$A\otimes B=\left[\begin{array}{ccc}\begin{array}{cc}{a}_{11}B& {a}_{12}B\end{array}& \cdots & {a}_{1n}B\\ \begin{array}{cc}\begin{array}{c}{a}_{21}B\\ ⋮\end{array}& \begin{array}{c}{a}_{22}B\\ ⋮\end{array}\end{array}& \begin{array}{c}\cdots \\ \ddots \end{array}& \begin{array}{c}{a}_{2n}B\\ ⋮\end{array}\\ \begin{array}{cc}{a}_{m1}B& {a}_{m2}B\end{array}& \cdots & {a}_{mn}B\end{array}\right].$

For example, two simple 2-by-2 matrices produce

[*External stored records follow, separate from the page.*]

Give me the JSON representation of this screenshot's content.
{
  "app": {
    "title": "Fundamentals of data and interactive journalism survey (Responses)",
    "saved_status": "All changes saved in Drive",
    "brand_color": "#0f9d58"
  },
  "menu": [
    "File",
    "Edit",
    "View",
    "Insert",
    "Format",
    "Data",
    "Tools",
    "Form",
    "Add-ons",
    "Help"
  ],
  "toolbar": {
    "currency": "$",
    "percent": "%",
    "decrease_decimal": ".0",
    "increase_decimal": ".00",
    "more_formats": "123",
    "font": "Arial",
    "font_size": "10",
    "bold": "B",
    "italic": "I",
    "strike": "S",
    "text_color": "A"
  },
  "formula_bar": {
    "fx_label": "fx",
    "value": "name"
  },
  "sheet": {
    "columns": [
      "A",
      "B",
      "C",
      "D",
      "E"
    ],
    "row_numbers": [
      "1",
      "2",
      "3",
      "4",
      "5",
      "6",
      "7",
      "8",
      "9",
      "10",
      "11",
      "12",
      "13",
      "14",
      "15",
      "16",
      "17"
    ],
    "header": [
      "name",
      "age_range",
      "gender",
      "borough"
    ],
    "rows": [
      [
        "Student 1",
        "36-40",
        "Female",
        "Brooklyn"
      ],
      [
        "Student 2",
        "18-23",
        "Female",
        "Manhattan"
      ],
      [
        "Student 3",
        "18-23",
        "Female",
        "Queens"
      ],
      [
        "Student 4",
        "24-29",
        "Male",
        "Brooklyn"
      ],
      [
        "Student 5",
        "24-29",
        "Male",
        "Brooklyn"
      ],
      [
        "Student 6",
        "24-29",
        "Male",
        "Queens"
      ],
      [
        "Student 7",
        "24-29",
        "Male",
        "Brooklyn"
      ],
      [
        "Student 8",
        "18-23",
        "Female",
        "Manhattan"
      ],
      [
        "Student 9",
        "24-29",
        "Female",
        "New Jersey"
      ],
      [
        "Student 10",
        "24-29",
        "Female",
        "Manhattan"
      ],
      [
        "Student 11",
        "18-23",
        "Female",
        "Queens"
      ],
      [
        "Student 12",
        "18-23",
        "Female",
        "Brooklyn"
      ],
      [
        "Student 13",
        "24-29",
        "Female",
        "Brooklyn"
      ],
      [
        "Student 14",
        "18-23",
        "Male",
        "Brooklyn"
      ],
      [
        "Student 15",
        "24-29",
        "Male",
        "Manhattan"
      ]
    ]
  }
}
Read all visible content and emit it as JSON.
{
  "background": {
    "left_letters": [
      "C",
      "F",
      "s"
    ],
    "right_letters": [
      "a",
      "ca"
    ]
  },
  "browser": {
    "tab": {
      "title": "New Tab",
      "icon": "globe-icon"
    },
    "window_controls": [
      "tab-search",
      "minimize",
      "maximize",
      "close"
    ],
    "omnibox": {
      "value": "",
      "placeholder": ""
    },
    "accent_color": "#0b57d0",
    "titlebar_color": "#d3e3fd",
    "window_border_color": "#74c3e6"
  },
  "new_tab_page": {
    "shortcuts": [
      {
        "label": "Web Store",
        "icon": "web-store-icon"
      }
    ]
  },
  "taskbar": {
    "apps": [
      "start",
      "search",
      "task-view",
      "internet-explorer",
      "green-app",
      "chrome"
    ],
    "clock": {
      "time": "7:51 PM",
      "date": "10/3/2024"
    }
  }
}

$\begin{array}{l}A=\left[\begin{array}{cc}1& -2\\ -1& 0\end{array}\right],\text{\hspace{0.17em}}\text{\hspace{0.17em}}\text{\hspace{0.17em}}\text{\hspace{0.17em}}B=\left[\begin{array}{cc}4& -3\\ 2& 3\end{array}\right]\\ \\ A\otimes B=\left[\begin{array}{cccc}1\text{\hspace{0.17em}}·\text{\hspace{0.17em}}4& 1\text{\hspace{0.17em}}·\text{\hspace{0.17em}}-3& -2\text{\hspace{0.17em}}·\text{\hspace{0.17em}}4& -2\text{\hspace{0.17em}}·\text{\hspace{0.17em}}-3\\ 1\text{\hspace{0.17em}}·\text{\hspace{0.17em}}2& 1\text{\hspace{0.17em}}·\text{\hspace{0.17em}}3& -2\text{\hspace{0.17em}}·\text{\hspace{0.17em}}2& -2\text{\hspace{0.17em}}·\text{\hspace{0.17em}}3\\ -1\text{\hspace{0.17em}}·\text{\hspace{0.17em}}4& -1\text{\hspace{0.17em}}·\text{\hspace{0.17em}}-3& 0\text{\hspace{0.17em}}·\text{\hspace{0.17em}}4& 0\text{\hspace{0.17em}}·\text{\hspace{0.17em}}-3\\ -1\text{\hspace{0.17em}}·\text{\hspace{0.17em}}2& -1\text{\hspace{0.17em}}·\text{\hspace{0.17em}}3& 0\text{\hspace{0.17em}}·\text{\hspace{0.17em}}2& 0\text{\hspace{0.17em}}·\text{\hspace{0.17em}}3\end{array}\right]=\left[\begin{array}{cccc}4& -3& -8& 6\\ 2& 3& -4& -6\\ -4& 3& 0& 0\\ -2& -3& 0& 0\end{array}\right].\end{array}$